Light-and-Shade.—Night and day, light and dark, sun and shade are opposing forces. Antithetical, they counteract and restrain each other ; complementary, they emphasize and relieve each other. Each shade is a light to a darker shade ; each light is a shade to a higher light. A gray is a light to a brown ; an orange is a shadow to a yellow. Each acts as a foil for the other, and by the continual. play of change and interchange are we enabled to distinguish in space the things of the visible world about us. Without shade all things would be flat and formless ; a cock of hay would be no thicker than a knife-blade, a forest would be merely a thin silhouette against the sky. Without light not only the problem of painting, but the problem of life it-self , would be a great deal more perplexing than we at present find it.

Light-and-shade, or, as it is sometimes called, chiaroscuro, is in painting a means whereby objects are cast in relief upon flat surface and made to assume the appearance of reality.

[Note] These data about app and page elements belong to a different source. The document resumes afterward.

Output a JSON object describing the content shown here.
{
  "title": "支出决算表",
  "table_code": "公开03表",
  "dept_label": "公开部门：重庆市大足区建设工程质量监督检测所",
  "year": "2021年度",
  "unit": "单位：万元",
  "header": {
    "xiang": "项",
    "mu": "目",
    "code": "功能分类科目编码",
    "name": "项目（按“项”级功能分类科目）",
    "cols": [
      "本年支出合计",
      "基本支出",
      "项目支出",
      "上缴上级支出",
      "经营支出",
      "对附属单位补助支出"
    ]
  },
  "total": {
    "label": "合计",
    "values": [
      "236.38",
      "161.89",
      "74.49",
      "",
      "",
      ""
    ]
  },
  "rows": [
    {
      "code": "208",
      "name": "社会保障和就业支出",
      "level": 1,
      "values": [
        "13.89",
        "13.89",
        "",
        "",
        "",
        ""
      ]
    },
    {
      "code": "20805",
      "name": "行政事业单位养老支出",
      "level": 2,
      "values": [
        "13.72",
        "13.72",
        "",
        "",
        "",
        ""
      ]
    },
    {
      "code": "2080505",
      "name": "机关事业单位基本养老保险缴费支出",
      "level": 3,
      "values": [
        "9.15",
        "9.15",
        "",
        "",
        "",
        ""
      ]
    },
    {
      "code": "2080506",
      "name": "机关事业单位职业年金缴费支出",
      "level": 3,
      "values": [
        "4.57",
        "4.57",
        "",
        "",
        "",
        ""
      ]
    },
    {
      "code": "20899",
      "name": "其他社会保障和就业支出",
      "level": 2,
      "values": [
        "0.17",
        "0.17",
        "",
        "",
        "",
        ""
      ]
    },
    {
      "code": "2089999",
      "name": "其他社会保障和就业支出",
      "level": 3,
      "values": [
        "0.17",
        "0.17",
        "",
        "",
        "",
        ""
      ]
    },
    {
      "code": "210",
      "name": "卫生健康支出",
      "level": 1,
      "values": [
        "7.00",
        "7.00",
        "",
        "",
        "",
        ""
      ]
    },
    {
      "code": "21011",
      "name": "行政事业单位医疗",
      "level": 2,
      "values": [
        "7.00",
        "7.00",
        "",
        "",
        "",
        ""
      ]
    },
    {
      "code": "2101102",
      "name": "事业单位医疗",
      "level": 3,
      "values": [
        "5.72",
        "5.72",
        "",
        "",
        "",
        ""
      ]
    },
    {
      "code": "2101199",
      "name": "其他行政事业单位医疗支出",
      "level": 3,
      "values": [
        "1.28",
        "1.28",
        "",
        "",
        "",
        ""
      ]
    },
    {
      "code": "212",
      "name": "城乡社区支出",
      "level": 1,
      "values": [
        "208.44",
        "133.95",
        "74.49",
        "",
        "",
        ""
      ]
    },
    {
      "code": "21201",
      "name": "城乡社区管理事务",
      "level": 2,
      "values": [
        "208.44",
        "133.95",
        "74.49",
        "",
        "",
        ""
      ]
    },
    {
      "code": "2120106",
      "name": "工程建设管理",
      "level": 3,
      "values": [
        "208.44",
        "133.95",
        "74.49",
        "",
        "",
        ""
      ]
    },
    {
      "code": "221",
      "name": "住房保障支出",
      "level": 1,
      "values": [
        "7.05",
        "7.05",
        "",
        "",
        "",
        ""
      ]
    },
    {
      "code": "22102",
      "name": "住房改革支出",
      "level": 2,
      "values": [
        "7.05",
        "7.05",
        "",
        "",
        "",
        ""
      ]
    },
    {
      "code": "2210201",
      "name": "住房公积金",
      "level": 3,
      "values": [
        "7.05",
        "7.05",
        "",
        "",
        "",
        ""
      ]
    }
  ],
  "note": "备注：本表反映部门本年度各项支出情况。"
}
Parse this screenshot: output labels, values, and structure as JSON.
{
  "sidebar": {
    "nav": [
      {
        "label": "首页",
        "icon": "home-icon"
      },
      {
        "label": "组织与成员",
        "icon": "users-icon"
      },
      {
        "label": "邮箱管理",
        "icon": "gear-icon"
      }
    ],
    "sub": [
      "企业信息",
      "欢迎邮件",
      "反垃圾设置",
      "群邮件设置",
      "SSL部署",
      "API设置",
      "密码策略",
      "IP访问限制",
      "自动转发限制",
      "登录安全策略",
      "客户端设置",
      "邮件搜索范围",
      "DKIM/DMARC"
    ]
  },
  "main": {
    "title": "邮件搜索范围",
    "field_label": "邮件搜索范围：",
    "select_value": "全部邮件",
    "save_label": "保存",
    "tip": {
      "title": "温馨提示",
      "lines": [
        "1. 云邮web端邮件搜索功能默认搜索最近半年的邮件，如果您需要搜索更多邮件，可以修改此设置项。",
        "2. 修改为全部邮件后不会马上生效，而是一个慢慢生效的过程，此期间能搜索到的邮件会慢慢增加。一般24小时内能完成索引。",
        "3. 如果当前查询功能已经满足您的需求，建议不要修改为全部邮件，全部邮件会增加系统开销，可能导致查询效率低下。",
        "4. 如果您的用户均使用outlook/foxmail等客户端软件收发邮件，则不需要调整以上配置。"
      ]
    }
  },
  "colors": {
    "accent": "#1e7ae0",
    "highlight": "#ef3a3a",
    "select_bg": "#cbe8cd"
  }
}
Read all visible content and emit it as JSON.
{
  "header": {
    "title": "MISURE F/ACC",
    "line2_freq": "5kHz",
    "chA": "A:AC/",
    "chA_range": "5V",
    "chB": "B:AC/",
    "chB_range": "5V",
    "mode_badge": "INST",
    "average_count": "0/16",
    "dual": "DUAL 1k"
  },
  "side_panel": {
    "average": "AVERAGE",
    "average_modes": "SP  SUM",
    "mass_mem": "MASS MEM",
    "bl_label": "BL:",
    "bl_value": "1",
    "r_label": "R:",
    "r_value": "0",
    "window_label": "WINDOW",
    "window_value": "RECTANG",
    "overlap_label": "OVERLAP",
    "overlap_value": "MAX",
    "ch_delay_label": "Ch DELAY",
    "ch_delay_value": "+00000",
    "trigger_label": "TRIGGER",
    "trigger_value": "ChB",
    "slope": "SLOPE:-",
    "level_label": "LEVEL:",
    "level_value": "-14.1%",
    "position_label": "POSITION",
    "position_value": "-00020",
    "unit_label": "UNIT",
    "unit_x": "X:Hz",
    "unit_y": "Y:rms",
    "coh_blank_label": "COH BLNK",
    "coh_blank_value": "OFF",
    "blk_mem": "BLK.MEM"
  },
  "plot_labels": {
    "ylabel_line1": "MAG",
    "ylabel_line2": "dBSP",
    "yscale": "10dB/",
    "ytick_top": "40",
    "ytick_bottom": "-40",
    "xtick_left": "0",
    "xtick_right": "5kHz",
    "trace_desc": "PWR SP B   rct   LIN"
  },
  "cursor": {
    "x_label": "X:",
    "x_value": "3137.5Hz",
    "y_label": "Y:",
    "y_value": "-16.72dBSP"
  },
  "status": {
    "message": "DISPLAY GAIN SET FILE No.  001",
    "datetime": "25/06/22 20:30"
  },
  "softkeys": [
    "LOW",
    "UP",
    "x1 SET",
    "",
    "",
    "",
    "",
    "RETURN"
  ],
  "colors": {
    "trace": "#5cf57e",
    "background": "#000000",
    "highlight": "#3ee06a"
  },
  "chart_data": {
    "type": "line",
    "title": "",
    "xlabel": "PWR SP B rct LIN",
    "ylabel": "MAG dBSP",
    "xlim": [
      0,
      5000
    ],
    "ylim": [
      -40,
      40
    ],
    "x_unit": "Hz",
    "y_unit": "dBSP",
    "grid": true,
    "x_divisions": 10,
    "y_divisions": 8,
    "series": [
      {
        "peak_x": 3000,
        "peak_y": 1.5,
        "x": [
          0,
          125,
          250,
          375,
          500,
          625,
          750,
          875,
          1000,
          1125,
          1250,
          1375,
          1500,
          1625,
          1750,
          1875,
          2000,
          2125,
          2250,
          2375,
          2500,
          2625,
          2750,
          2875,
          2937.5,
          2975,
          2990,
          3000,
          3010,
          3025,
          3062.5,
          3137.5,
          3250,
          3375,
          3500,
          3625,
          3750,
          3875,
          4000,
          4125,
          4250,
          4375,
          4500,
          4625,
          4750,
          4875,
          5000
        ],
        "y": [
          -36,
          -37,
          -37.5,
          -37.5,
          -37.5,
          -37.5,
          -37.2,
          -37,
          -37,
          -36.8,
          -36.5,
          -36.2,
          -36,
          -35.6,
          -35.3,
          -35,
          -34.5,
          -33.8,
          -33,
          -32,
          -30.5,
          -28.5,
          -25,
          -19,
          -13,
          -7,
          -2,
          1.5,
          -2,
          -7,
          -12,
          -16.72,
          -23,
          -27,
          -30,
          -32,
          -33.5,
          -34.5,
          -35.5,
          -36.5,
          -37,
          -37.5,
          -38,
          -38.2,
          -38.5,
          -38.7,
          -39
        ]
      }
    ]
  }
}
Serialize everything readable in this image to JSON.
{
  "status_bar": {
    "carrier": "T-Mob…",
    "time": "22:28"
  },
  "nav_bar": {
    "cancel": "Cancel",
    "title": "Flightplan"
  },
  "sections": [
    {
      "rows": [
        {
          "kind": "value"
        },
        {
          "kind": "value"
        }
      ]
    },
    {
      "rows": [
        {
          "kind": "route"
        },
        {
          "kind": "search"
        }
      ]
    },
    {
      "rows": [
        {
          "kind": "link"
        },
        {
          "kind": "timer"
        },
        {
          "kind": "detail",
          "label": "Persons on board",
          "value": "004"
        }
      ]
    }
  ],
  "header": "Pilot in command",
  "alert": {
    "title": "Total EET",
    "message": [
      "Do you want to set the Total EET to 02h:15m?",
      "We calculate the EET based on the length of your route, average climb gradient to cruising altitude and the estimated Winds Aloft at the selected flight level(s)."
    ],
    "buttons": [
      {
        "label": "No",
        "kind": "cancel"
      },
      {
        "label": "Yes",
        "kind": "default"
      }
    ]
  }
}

It is, of course, of great importance, and one can hardly imagine how painting could exist without it except as decoration, or in those crude forms which mark the picture-writings of the barbarous tribes and the early civilizations. The Egyptian and the Assyrian wall-paintings, and many of the mediaeval paintings of Italy are quite devoid of it, and in them we recognize its necessity by its absence. For though modern painting is not an imitation of nature, yet it is a representation of it seen from an individual point of view ; and no individual has ever been able to see nature in any form except by the means of light-and-shade. The smallest objects about us possess it, a grain of sand as well as a mountain, a match or a pencil as well as a forest of hemlocks. It needs no argument to prove this. An object, no matter what, receiving light upon one side of it rejects, absorbs, or obstructs the light, and thus produces shadow on its opposite side. An eclipse of the sun, and the earth in its changes from day to night are simply large illustrations of the truth.